:: Data for processing

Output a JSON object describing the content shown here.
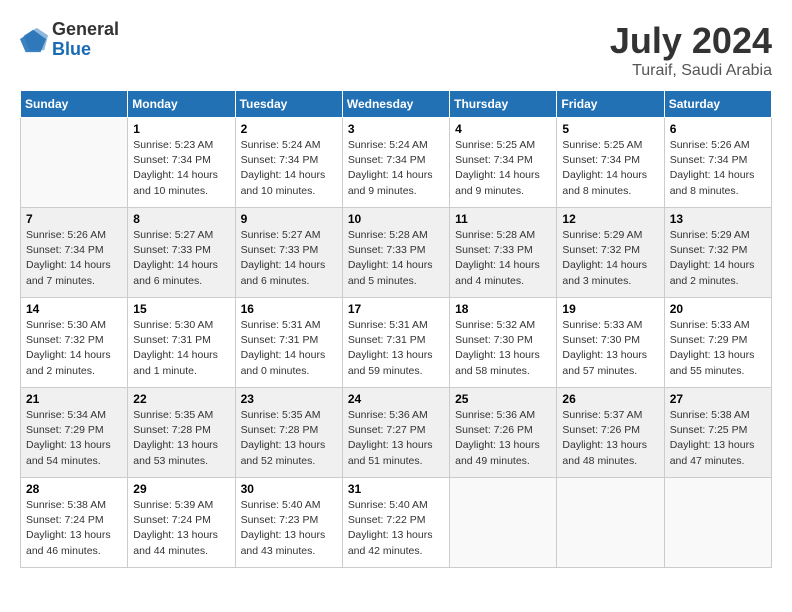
{
  "logo": {
    "general": "General",
    "blue": "Blue"
  },
  "title": {
    "month": "July 2024",
    "location": "Turaif, Saudi Arabia"
  },
  "weekdays": [
    "Sunday",
    "Monday",
    "Tuesday",
    "Wednesday",
    "Thursday",
    "Friday",
    "Saturday"
  ],
  "weeks": [
    [
      {
        "day": "",
        "empty": true
      },
      {
        "day": "1",
        "sunrise": "Sunrise: 5:23 AM",
        "sunset": "Sunset: 7:34 PM",
        "daylight": "Daylight: 14 hours and 10 minutes."
      },
      {
        "day": "2",
        "sunrise": "Sunrise: 5:24 AM",
        "sunset": "Sunset: 7:34 PM",
        "daylight": "Daylight: 14 hours and 10 minutes."
      },
      {
        "day": "3",
        "sunrise": "Sunrise: 5:24 AM",
        "sunset": "Sunset: 7:34 PM",
        "daylight": "Daylight: 14 hours and 9 minutes."
      },
      {
        "day": "4",
        "sunrise": "Sunrise: 5:25 AM",
        "sunset": "Sunset: 7:34 PM",
        "daylight": "Daylight: 14 hours and 9 minutes."
      },
      {
        "day": "5",
        "sunrise": "Sunrise: 5:25 AM",
        "sunset": "Sunset: 7:34 PM",
        "daylight": "Daylight: 14 hours and 8 minutes."
      },
      {
        "day": "6",
        "sunrise": "Sunrise: 5:26 AM",
        "sunset": "Sunset: 7:34 PM",
        "daylight": "Daylight: 14 hours and 8 minutes."
      }
    ],
    [
      {
        "day": "7",
        "sunrise": "Sunrise: 5:26 AM",
        "sunset": "Sunset: 7:34 PM",
        "daylight": "Daylight: 14 hours and 7 minutes."
      },
      {
        "day": "8",
        "sunrise": "Sunrise: 5:27 AM",
        "sunset": "Sunset: 7:33 PM",
        "daylight": "Daylight: 14 hours and 6 minutes."
      },
      {
        "day": "9",
        "sunrise": "Sunrise: 5:27 AM",
        "sunset": "Sunset: 7:33 PM",
        "daylight": "Daylight: 14 hours and 6 minutes."
      },
      {
        "day": "10",
        "sunrise": "Sunrise: 5:28 AM",
        "sunset": "Sunset: 7:33 PM",
        "daylight": "Daylight: 14 hours and 5 minutes."
      },
      {
        "day": "11",
        "sunrise": "Sunrise: 5:28 AM",
        "sunset": "Sunset: 7:33 PM",
        "daylight": "Daylight: 14 hours and 4 minutes."
      },
      {
        "day": "12",
        "sunrise": "Sunrise: 5:29 AM",
        "sunset": "Sunset: 7:32 PM",
        "daylight": "Daylight: 14 hours and 3 minutes."
      },
      {
        "day": "13",
        "sunrise": "Sunrise: 5:29 AM",
        "sunset": "Sunset: 7:32 PM",
        "daylight": "Daylight: 14 hours and 2 minutes."
      }
    ],
    [
      {
        "day": "14",
        "sunrise": "Sunrise: 5:30 AM",
        "sunset": "Sunset: 7:32 PM",
        "daylight": "Daylight: 14 hours and 2 minutes."
      },
      {
        "day": "15",
        "sunrise": "Sunrise: 5:30 AM",
        "sunset": "Sunset: 7:31 PM",
        "daylight": "Daylight: 14 hours and 1 minute."
      },
      {
        "day": "16",
        "sunrise": "Sunrise: 5:31 AM",
        "sunset": "Sunset: 7:31 PM",
        "daylight": "Daylight: 14 hours and 0 minutes."
      },
      {
        "day": "17",
        "sunrise": "Sunrise: 5:31 AM",
        "sunset": "Sunset: 7:31 PM",
        "daylight": "Daylight: 13 hours and 59 minutes."
      },
      {
        "day": "18",
        "sunrise": "Sunrise: 5:32 AM",
        "sunset": "Sunset: 7:30 PM",
        "daylight": "Daylight: 13 hours and 58 minutes."
      },
      {
        "day": "19",
        "sunrise": "Sunrise: 5:33 AM",
        "sunset": "Sunset: 7:30 PM",
        "daylight": "Daylight: 13 hours and 57 minutes."
      },
      {
        "day": "20",
        "sunrise": "Sunrise: 5:33 AM",
        "sunset": "Sunset: 7:29 PM",
        "daylight": "Daylight: 13 hours and 55 minutes."
      }
    ],
    [
      {
        "day": "21",
        "sunrise": "Sunrise: 5:34 AM",
        "sunset": "Sunset: 7:29 PM",
        "daylight": "Daylight: 13 hours and 54 minutes."
      },
      {
        "day": "22",
        "sunrise": "Sunrise: 5:35 AM",
        "sunset": "Sunset: 7:28 PM",
        "daylight": "Daylight: 13 hours and 53 minutes."
      },
      {
        "day": "23",
        "sunrise": "Sunrise: 5:35 AM",
        "sunset": "Sunset: 7:28 PM",
        "daylight": "Daylight: 13 hours and 52 minutes."
      },
      {
        "day": "24",
        "sunrise": "Sunrise: 5:36 AM",
        "sunset": "Sunset: 7:27 PM",
        "daylight": "Daylight: 13 hours and 51 minutes."
      },
      {
        "day": "25",
        "sunrise": "Sunrise: 5:36 AM",
        "sunset": "Sunset: 7:26 PM",
        "daylight": "Daylight: 13 hours and 49 minutes."
      },
      {
        "day": "26",
        "sunrise": "Sunrise: 5:37 AM",
        "sunset": "Sunset: 7:26 PM",
        "daylight": "Daylight: 13 hours and 48 minutes."
      },
      {
        "day": "27",
        "sunrise": "Sunrise: 5:38 AM",
        "sunset": "Sunset: 7:25 PM",
        "daylight": "Daylight: 13 hours and 47 minutes."
      }
    ],
    [
      {
        "day": "28",
        "sunrise": "Sunrise: 5:38 AM",
        "sunset": "Sunset: 7:24 PM",
        "daylight": "Daylight: 13 hours and 46 minutes."
      },
      {
        "day": "29",
        "sunrise": "Sunrise: 5:39 AM",
        "sunset": "Sunset: 7:24 PM",
        "daylight": "Daylight: 13 hours and 44 minutes."
      },
      {
        "day": "30",
        "sunrise": "Sunrise: 5:40 AM",
        "sunset": "Sunset: 7:23 PM",
        "daylight": "Daylight: 13 hours and 43 minutes."
      },
      {
        "day": "31",
        "sunrise": "Sunrise: 5:40 AM",
        "sunset": "Sunset: 7:22 PM",
        "daylight": "Daylight: 13 hours and 42 minutes."
      },
      {
        "day": "",
        "empty": true
      },
      {
        "day": "",
        "empty": true
      },
      {
        "day": "",
        "empty": true
      }
    ]
  ]
}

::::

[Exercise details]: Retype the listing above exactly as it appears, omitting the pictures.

[Exercise answer]:
Output a JSON object describing the content shown here.
{
  "logo": {
    "general": "General",
    "blue": "Blue"
  },
  "title": {
    "month": "July 2024",
    "location": "Turaif, Saudi Arabia"
  },
  "weekdays": [
    "Sunday",
    "Monday",
    "Tuesday",
    "Wednesday",
    "Thursday",
    "Friday",
    "Saturday"
  ],
  "weeks": [
    [
      {
        "day": "",
        "empty": true
      },
      {
        "day": "1",
        "sunrise": "Sunrise: 5:23 AM",
        "sunset": "Sunset: 7:34 PM",
        "daylight": "Daylight: 14 hours and 10 minutes."
      },
      {
        "day": "2",
        "sunrise": "Sunrise: 5:24 AM",
        "sunset": "Sunset: 7:34 PM",
        "daylight": "Daylight: 14 hours and 10 minutes."
      },
      {
        "day": "3",
        "sunrise": "Sunrise: 5:24 AM",
        "sunset": "Sunset: 7:34 PM",
        "daylight": "Daylight: 14 hours and 9 minutes."
      },
      {
        "day": "4",
        "sunrise": "Sunrise: 5:25 AM",
        "sunset": "Sunset: 7:34 PM",
        "daylight": "Daylight: 14 hours and 9 minutes."
      },
      {
        "day": "5",
        "sunrise": "Sunrise: 5:25 AM",
        "sunset": "Sunset: 7:34 PM",
        "daylight": "Daylight: 14 hours and 8 minutes."
      },
      {
        "day": "6",
        "sunrise": "Sunrise: 5:26 AM",
        "sunset": "Sunset: 7:34 PM",
        "daylight": "Daylight: 14 hours and 8 minutes."
      }
    ],
    [
      {
        "day": "7",
        "sunrise": "Sunrise: 5:26 AM",
        "sunset": "Sunset: 7:34 PM",
        "daylight": "Daylight: 14 hours and 7 minutes."
      },
      {
        "day": "8",
        "sunrise": "Sunrise: 5:27 AM",
        "sunset": "Sunset: 7:33 PM",
        "daylight": "Daylight: 14 hours and 6 minutes."
      },
      {
        "day": "9",
        "sunrise": "Sunrise: 5:27 AM",
        "sunset": "Sunset: 7:33 PM",
        "daylight": "Daylight: 14 hours and 6 minutes."
      },
      {
        "day": "10",
        "sunrise": "Sunrise: 5:28 AM",
        "sunset": "Sunset: 7:33 PM",
        "daylight": "Daylight: 14 hours and 5 minutes."
      },
      {
        "day": "11",
        "sunrise": "Sunrise: 5:28 AM",
        "sunset": "Sunset: 7:33 PM",
        "daylight": "Daylight: 14 hours and 4 minutes."
      },
      {
        "day": "12",
        "sunrise": "Sunrise: 5:29 AM",
        "sunset": "Sunset: 7:32 PM",
        "daylight": "Daylight: 14 hours and 3 minutes."
      },
      {
        "day": "13",
        "sunrise": "Sunrise: 5:29 AM",
        "sunset": "Sunset: 7:32 PM",
        "daylight": "Daylight: 14 hours and 2 minutes."
      }
    ],
    [
      {
        "day": "14",
        "sunrise": "Sunrise: 5:30 AM",
        "sunset": "Sunset: 7:32 PM",
        "daylight": "Daylight: 14 hours and 2 minutes."
      },
      {
        "day": "15",
        "sunrise": "Sunrise: 5:30 AM",
        "sunset": "Sunset: 7:31 PM",
        "daylight": "Daylight: 14 hours and 1 minute."
      },
      {
        "day": "16",
        "sunrise": "Sunrise: 5:31 AM",
        "sunset": "Sunset: 7:31 PM",
        "daylight": "Daylight: 14 hours and 0 minutes."
      },
      {
        "day": "17",
        "sunrise": "Sunrise: 5:31 AM",
        "sunset": "Sunset: 7:31 PM",
        "daylight": "Daylight: 13 hours and 59 minutes."
      },
      {
        "day": "18",
        "sunrise": "Sunrise: 5:32 AM",
        "sunset": "Sunset: 7:30 PM",
        "daylight": "Daylight: 13 hours and 58 minutes."
      },
      {
        "day": "19",
        "sunrise": "Sunrise: 5:33 AM",
        "sunset": "Sunset: 7:30 PM",
        "daylight": "Daylight: 13 hours and 57 minutes."
      },
      {
        "day": "20",
        "sunrise": "Sunrise: 5:33 AM",
        "sunset": "Sunset: 7:29 PM",
        "daylight": "Daylight: 13 hours and 55 minutes."
      }
    ],
    [
      {
        "day": "21",
        "sunrise": "Sunrise: 5:34 AM",
        "sunset": "Sunset: 7:29 PM",
        "daylight": "Daylight: 13 hours and 54 minutes."
      },
      {
        "day": "22",
        "sunrise": "Sunrise: 5:35 AM",
        "sunset": "Sunset: 7:28 PM",
        "daylight": "Daylight: 13 hours and 53 minutes."
      },
      {
        "day": "23",
        "sunrise": "Sunrise: 5:35 AM",
        "sunset": "Sunset: 7:28 PM",
        "daylight": "Daylight: 13 hours and 52 minutes."
      },
      {
        "day": "24",
        "sunrise": "Sunrise: 5:36 AM",
        "sunset": "Sunset: 7:27 PM",
        "daylight": "Daylight: 13 hours and 51 minutes."
      },
      {
        "day": "25",
        "sunrise": "Sunrise: 5:36 AM",
        "sunset": "Sunset: 7:26 PM",
        "daylight": "Daylight: 13 hours and 49 minutes."
      },
      {
        "day": "26",
        "sunrise": "Sunrise: 5:37 AM",
        "sunset": "Sunset: 7:26 PM",
        "daylight": "Daylight: 13 hours and 48 minutes."
      },
      {
        "day": "27",
        "sunrise": "Sunrise: 5:38 AM",
        "sunset": "Sunset: 7:25 PM",
        "daylight": "Daylight: 13 hours and 47 minutes."
      }
    ],
    [
      {
        "day": "28",
        "sunrise": "Sunrise: 5:38 AM",
        "sunset": "Sunset: 7:24 PM",
        "daylight": "Daylight: 13 hours and 46 minutes."
      },
      {
        "day": "29",
        "sunrise": "Sunrise: 5:39 AM",
        "sunset": "Sunset: 7:24 PM",
        "daylight": "Daylight: 13 hours and 44 minutes."
      },
      {
        "day": "30",
        "sunrise": "Sunrise: 5:40 AM",
        "sunset": "Sunset: 7:23 PM",
        "daylight": "Daylight: 13 hours and 43 minutes."
      },
      {
        "day": "31",
        "sunrise": "Sunrise: 5:40 AM",
        "sunset": "Sunset: 7:22 PM",
        "daylight": "Daylight: 13 hours and 42 minutes."
      },
      {
        "day": "",
        "empty": true
      },
      {
        "day": "",
        "empty": true
      },
      {
        "day": "",
        "empty": true
      }
    ]
  ]
}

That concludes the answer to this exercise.